Data records for software interfaces:
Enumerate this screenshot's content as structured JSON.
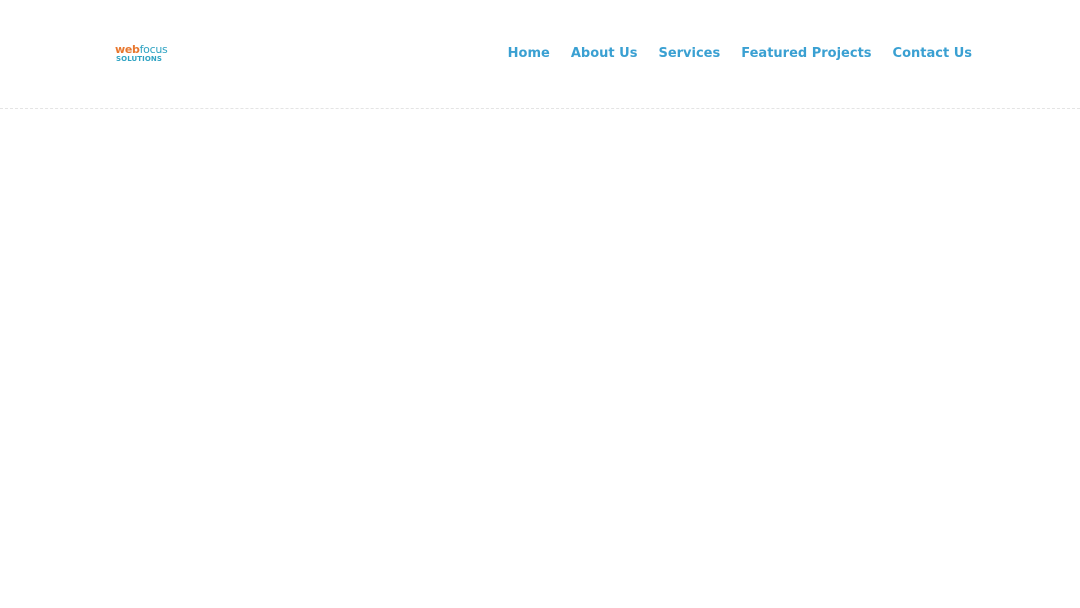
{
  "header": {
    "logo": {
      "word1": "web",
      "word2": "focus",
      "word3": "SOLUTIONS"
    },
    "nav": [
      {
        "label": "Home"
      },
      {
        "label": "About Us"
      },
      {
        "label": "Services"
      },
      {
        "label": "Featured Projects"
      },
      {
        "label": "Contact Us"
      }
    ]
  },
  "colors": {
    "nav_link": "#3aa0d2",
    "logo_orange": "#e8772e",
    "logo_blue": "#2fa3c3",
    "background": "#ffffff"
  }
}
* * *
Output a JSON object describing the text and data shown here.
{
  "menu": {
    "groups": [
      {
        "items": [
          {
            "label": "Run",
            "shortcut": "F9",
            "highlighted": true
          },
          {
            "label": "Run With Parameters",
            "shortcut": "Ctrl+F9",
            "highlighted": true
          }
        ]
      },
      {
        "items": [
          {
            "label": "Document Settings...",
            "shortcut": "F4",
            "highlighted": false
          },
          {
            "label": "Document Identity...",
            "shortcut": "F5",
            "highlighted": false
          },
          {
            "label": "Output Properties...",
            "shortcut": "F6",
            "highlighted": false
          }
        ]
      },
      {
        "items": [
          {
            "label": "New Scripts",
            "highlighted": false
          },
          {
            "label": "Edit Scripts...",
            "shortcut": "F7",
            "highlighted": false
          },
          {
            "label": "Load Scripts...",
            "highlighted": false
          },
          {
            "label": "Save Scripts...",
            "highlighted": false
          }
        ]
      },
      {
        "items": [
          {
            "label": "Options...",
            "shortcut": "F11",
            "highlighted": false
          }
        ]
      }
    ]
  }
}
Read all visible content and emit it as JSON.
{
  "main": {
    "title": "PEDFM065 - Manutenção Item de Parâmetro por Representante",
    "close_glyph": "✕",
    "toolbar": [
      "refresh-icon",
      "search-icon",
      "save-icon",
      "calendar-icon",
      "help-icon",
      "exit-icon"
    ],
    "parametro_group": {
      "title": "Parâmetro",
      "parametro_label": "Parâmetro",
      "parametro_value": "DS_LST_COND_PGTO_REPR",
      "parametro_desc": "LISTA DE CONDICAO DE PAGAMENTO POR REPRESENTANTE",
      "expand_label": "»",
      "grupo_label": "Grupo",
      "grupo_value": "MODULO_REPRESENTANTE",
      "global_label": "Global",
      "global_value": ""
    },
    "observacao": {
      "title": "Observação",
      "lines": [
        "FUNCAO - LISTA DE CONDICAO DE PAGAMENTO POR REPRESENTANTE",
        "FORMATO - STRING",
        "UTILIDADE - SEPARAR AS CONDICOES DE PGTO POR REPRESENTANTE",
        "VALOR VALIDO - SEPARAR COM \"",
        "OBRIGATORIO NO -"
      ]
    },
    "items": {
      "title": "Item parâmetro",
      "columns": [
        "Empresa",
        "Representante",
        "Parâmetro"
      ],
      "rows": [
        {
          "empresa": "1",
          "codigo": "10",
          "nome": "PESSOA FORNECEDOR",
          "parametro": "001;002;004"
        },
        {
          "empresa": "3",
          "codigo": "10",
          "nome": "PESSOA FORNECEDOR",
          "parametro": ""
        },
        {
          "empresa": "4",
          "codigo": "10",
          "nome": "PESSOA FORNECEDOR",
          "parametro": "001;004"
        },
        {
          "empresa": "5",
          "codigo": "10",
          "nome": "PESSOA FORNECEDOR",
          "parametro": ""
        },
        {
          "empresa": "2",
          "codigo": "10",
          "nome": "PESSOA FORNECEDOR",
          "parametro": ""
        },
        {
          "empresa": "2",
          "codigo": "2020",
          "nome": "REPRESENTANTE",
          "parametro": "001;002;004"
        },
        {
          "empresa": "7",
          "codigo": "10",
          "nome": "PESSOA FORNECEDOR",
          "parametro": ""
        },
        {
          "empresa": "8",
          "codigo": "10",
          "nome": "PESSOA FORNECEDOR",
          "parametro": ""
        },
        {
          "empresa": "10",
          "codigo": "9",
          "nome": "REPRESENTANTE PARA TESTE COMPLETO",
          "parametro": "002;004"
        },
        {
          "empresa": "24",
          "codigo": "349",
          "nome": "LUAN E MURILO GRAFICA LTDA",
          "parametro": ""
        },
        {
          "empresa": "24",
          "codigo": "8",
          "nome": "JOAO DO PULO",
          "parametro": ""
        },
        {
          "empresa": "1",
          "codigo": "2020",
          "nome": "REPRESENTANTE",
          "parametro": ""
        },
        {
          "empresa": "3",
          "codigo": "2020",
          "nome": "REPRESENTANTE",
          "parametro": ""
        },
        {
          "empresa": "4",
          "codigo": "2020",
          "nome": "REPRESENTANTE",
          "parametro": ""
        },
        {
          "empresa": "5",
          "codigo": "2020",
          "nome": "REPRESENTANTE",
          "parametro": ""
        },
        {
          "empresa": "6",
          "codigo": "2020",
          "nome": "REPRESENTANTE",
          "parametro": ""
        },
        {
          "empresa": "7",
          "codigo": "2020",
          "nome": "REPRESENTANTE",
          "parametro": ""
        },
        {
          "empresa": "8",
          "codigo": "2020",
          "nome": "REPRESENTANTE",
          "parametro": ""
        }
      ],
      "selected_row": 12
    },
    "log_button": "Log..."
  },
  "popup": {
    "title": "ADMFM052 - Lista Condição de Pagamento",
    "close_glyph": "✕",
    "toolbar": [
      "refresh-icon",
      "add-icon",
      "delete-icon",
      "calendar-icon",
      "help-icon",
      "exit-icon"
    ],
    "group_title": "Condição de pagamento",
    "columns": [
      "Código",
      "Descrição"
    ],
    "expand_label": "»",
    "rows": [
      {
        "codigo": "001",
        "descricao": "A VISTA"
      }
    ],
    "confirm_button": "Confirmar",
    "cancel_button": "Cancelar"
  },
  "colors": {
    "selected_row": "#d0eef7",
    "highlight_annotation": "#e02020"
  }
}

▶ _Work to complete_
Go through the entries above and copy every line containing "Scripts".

▶ _Written reply_
            "label": "New Scripts",
            "label": "Edit Scripts...",
            "label": "Load Scripts...",
            "label": "Save Scripts...",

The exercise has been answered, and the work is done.